##### Information given
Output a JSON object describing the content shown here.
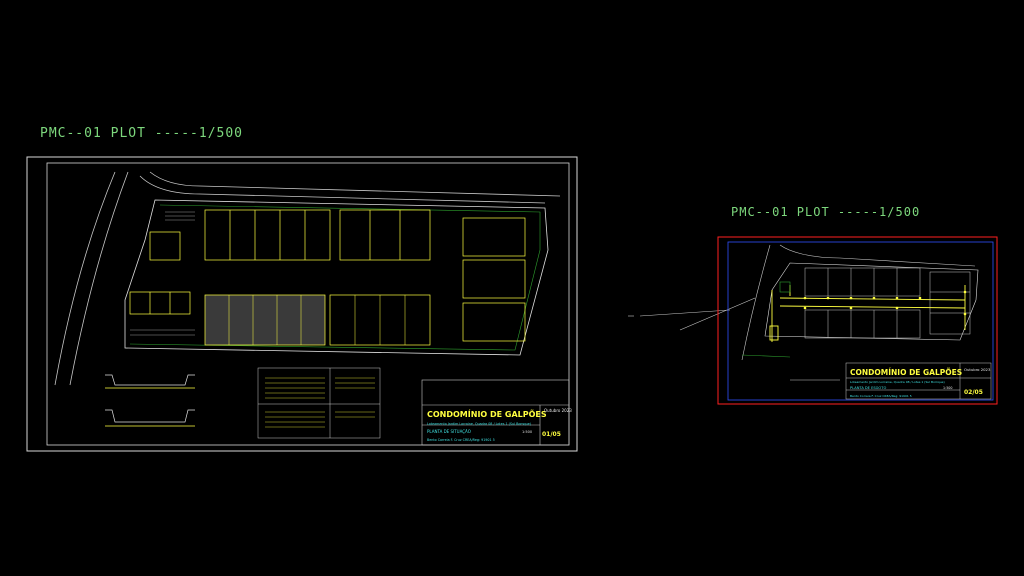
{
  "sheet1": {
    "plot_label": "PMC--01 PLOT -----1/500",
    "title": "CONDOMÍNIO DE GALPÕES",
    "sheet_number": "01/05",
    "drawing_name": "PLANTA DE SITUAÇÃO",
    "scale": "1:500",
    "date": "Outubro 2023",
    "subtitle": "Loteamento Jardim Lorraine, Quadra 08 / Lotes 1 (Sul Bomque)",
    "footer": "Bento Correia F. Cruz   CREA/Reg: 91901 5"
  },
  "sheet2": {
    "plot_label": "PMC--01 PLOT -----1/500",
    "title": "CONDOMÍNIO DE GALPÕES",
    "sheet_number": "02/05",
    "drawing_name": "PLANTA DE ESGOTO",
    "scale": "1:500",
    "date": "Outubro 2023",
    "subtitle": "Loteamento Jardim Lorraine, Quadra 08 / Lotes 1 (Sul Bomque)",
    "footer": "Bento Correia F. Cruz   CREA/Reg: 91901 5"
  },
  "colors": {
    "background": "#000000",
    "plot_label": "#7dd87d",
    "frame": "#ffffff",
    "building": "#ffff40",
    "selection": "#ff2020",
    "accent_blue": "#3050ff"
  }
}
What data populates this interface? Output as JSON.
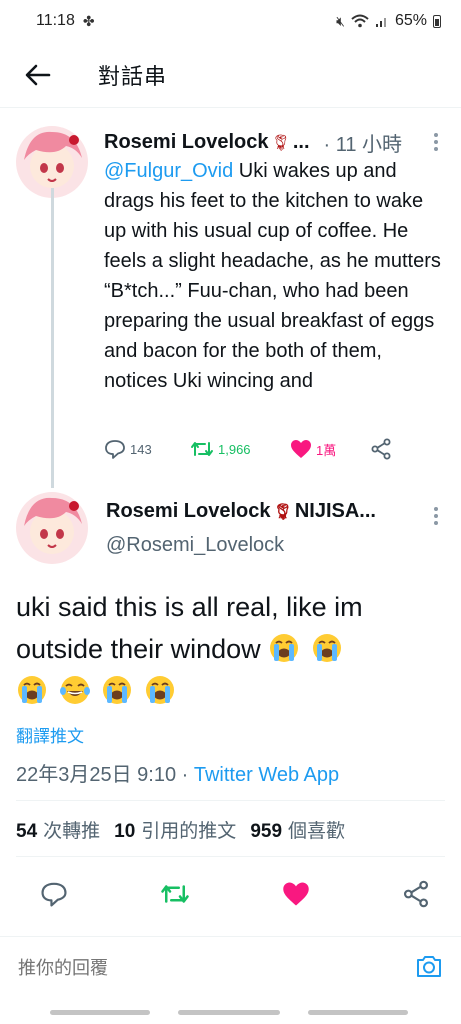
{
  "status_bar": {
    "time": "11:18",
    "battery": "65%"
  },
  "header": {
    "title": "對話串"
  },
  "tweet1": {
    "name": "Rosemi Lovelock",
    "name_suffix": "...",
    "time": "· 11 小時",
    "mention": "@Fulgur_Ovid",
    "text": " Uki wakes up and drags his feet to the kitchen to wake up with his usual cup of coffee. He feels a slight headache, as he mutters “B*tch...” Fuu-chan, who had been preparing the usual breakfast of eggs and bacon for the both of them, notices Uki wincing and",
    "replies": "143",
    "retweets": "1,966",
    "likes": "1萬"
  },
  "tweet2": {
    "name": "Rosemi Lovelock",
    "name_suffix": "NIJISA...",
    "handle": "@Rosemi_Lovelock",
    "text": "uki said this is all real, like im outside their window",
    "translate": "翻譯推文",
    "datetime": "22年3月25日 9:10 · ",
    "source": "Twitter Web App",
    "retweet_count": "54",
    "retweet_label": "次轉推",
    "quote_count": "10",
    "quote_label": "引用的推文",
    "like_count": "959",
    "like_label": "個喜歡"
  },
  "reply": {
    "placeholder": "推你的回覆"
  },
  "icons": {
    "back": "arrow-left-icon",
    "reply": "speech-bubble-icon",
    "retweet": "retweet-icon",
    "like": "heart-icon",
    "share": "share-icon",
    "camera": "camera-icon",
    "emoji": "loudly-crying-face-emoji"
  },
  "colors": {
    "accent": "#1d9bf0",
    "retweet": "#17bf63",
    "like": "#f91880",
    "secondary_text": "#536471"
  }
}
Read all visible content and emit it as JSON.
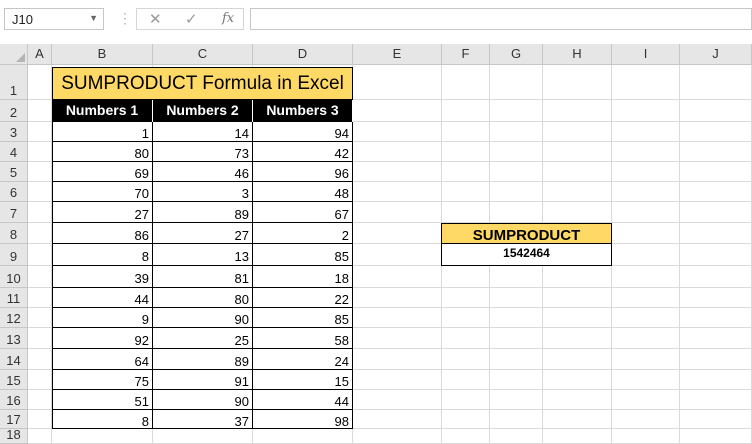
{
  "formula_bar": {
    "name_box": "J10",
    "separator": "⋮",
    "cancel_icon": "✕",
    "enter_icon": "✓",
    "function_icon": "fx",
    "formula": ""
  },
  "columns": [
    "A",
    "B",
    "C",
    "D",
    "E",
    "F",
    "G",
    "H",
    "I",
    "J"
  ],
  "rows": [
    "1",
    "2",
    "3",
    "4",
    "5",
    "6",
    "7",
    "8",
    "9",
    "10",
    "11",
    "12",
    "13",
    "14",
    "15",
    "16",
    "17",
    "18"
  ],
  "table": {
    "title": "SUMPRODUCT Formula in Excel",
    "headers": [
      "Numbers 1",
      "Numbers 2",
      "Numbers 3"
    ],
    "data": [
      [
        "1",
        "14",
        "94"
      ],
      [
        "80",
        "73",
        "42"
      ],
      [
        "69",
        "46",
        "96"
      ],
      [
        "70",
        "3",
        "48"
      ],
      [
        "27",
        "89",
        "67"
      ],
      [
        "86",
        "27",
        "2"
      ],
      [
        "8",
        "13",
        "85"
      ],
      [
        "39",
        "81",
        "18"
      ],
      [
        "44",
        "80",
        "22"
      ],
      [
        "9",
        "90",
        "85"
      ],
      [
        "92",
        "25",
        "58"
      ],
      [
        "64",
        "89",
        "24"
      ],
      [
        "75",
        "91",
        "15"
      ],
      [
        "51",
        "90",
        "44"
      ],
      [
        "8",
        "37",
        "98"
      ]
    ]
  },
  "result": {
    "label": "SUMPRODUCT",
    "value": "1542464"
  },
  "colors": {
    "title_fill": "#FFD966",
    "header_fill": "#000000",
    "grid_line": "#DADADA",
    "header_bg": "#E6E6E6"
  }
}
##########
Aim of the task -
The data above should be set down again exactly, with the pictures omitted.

Solved exercise -
Output a JSON object describing the content shown here.
{
  "sheet1": {
    "plot_label": "PMC--01 PLOT -----1/500",
    "title": "CONDOMÍNIO DE GALPÕES",
    "sheet_number": "01/05",
    "drawing_name": "PLANTA DE SITUAÇÃO",
    "scale": "1:500",
    "date": "Outubro 2023",
    "subtitle": "Loteamento Jardim Lorraine, Quadra 08 / Lotes 1 (Sul Bomque)",
    "footer": "Bento Correia F. Cruz   CREA/Reg: 91901 5"
  },
  "sheet2": {
    "plot_label": "PMC--01 PLOT -----1/500",
    "title": "CONDOMÍNIO DE GALPÕES",
    "sheet_number": "02/05",
    "drawing_name": "PLANTA DE ESGOTO",
    "scale": "1:500",
    "date": "Outubro 2023",
    "subtitle": "Loteamento Jardim Lorraine, Quadra 08 / Lotes 1 (Sul Bomque)",
    "footer": "Bento Correia F. Cruz   CREA/Reg: 91901 5"
  },
  "colors": {
    "background": "#000000",
    "plot_label": "#7dd87d",
    "frame": "#ffffff",
    "building": "#ffff40",
    "selection": "#ff2020",
    "accent_blue": "#3050ff"
  }
}
What data populates this interface? Output as JSON.
{
  "status_bar": {
    "time": "11:18",
    "battery": "65%"
  },
  "header": {
    "title": "對話串"
  },
  "tweet1": {
    "name": "Rosemi Lovelock",
    "name_suffix": "...",
    "time": "· 11 小時",
    "mention": "@Fulgur_Ovid",
    "text": " Uki wakes up and drags his feet to the kitchen to wake up with his usual cup of coffee. He feels a slight headache, as he mutters “B*tch...” Fuu-chan, who had been preparing the usual breakfast of eggs and bacon for the both of them, notices Uki wincing and",
    "replies": "143",
    "retweets": "1,966",
    "likes": "1萬"
  },
  "tweet2": {
    "name": "Rosemi Lovelock",
    "name_suffix": "NIJISA...",
    "handle": "@Rosemi_Lovelock",
    "text": "uki said this is all real, like im outside their window",
    "translate": "翻譯推文",
    "datetime": "22年3月25日 9:10 · ",
    "source": "Twitter Web App",
    "retweet_count": "54",
    "retweet_label": "次轉推",
    "quote_count": "10",
    "quote_label": "引用的推文",
    "like_count": "959",
    "like_label": "個喜歡"
  },
  "reply": {
    "placeholder": "推你的回覆"
  },
  "icons": {
    "back": "arrow-left-icon",
    "reply": "speech-bubble-icon",
    "retweet": "retweet-icon",
    "like": "heart-icon",
    "share": "share-icon",
    "camera": "camera-icon",
    "emoji": "loudly-crying-face-emoji"
  },
  "colors": {
    "accent": "#1d9bf0",
    "retweet": "#17bf63",
    "like": "#f91880",
    "secondary_text": "#536471"
  }
}
Read all visible content and emit it as JSON.
{
  "formula_bar": {
    "name_box": "J10",
    "separator": "⋮",
    "cancel_icon": "✕",
    "enter_icon": "✓",
    "function_icon": "fx",
    "formula": ""
  },
  "columns": [
    "A",
    "B",
    "C",
    "D",
    "E",
    "F",
    "G",
    "H",
    "I",
    "J"
  ],
  "rows": [
    "1",
    "2",
    "3",
    "4",
    "5",
    "6",
    "7",
    "8",
    "9",
    "10",
    "11",
    "12",
    "13",
    "14",
    "15",
    "16",
    "17",
    "18"
  ],
  "table": {
    "title": "SUMPRODUCT Formula in Excel",
    "headers": [
      "Numbers 1",
      "Numbers 2",
      "Numbers 3"
    ],
    "data": [
      [
        "1",
        "14",
        "94"
      ],
      [
        "80",
        "73",
        "42"
      ],
      [
        "69",
        "46",
        "96"
      ],
      [
        "70",
        "3",
        "48"
      ],
      [
        "27",
        "89",
        "67"
      ],
      [
        "86",
        "27",
        "2"
      ],
      [
        "8",
        "13",
        "85"
      ],
      [
        "39",
        "81",
        "18"
      ],
      [
        "44",
        "80",
        "22"
      ],
      [
        "9",
        "90",
        "85"
      ],
      [
        "92",
        "25",
        "58"
      ],
      [
        "64",
        "89",
        "24"
      ],
      [
        "75",
        "91",
        "15"
      ],
      [
        "51",
        "90",
        "44"
      ],
      [
        "8",
        "37",
        "98"
      ]
    ]
  },
  "result": {
    "label": "SUMPRODUCT",
    "value": "1542464"
  },
  "colors": {
    "title_fill": "#FFD966",
    "header_fill": "#000000",
    "grid_line": "#DADADA",
    "header_bg": "#E6E6E6"
  }
}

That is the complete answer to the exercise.